Dataset rows for apps and sites:
Start of Block

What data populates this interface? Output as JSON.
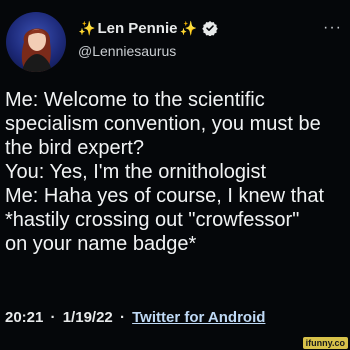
{
  "author": {
    "display_name": "Len Pennie",
    "name_emoji": "✨",
    "handle": "@Lenniesaurus",
    "verified": true,
    "avatar_icon": "profile-photo"
  },
  "menu": {
    "more_label": "···"
  },
  "tweet": {
    "lines": [
      "Me: Welcome to the scientific",
      "specialism convention, you must be",
      "the bird expert?",
      "You: Yes, I'm the ornithologist",
      "Me: Haha yes of course, I knew that",
      "*hastily crossing out \"crowfessor\"",
      "on your name badge*"
    ]
  },
  "footer": {
    "time": "20:21",
    "separator": "·",
    "date": "1/19/22",
    "source": "Twitter for Android"
  },
  "watermark": {
    "text": "ifunny.co"
  },
  "colors": {
    "background": "#05070a",
    "text": "#e7e9ea",
    "verified_badge": "#e7e9ea",
    "sparkle": "#f7c948",
    "source_link": "#bfd9f5"
  }
}
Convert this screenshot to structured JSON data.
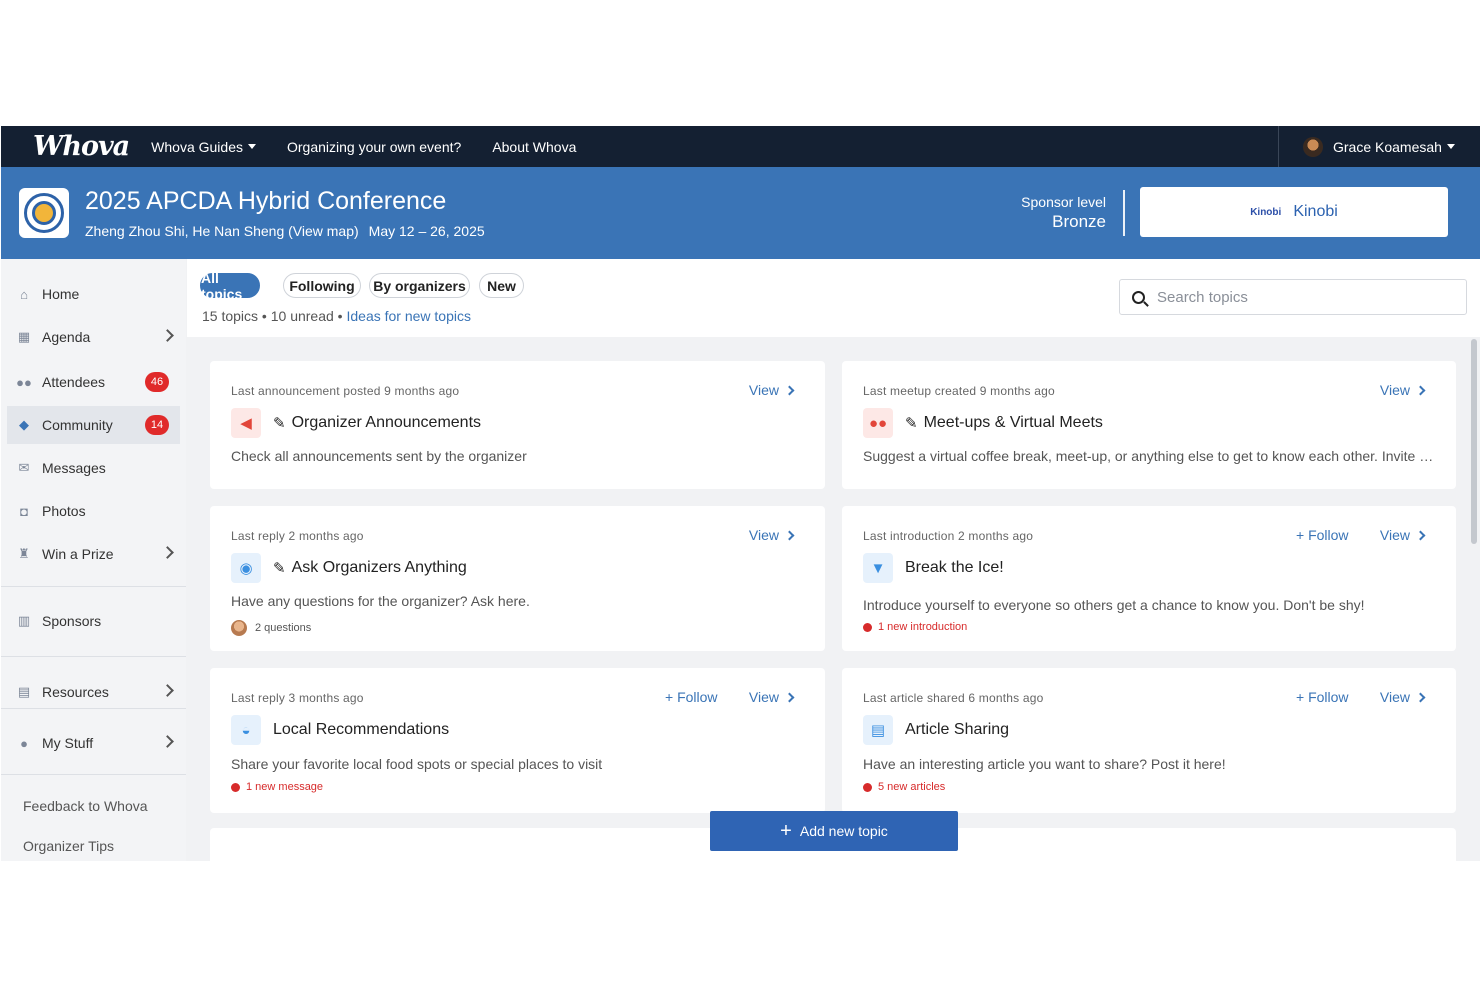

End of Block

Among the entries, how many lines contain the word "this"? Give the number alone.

2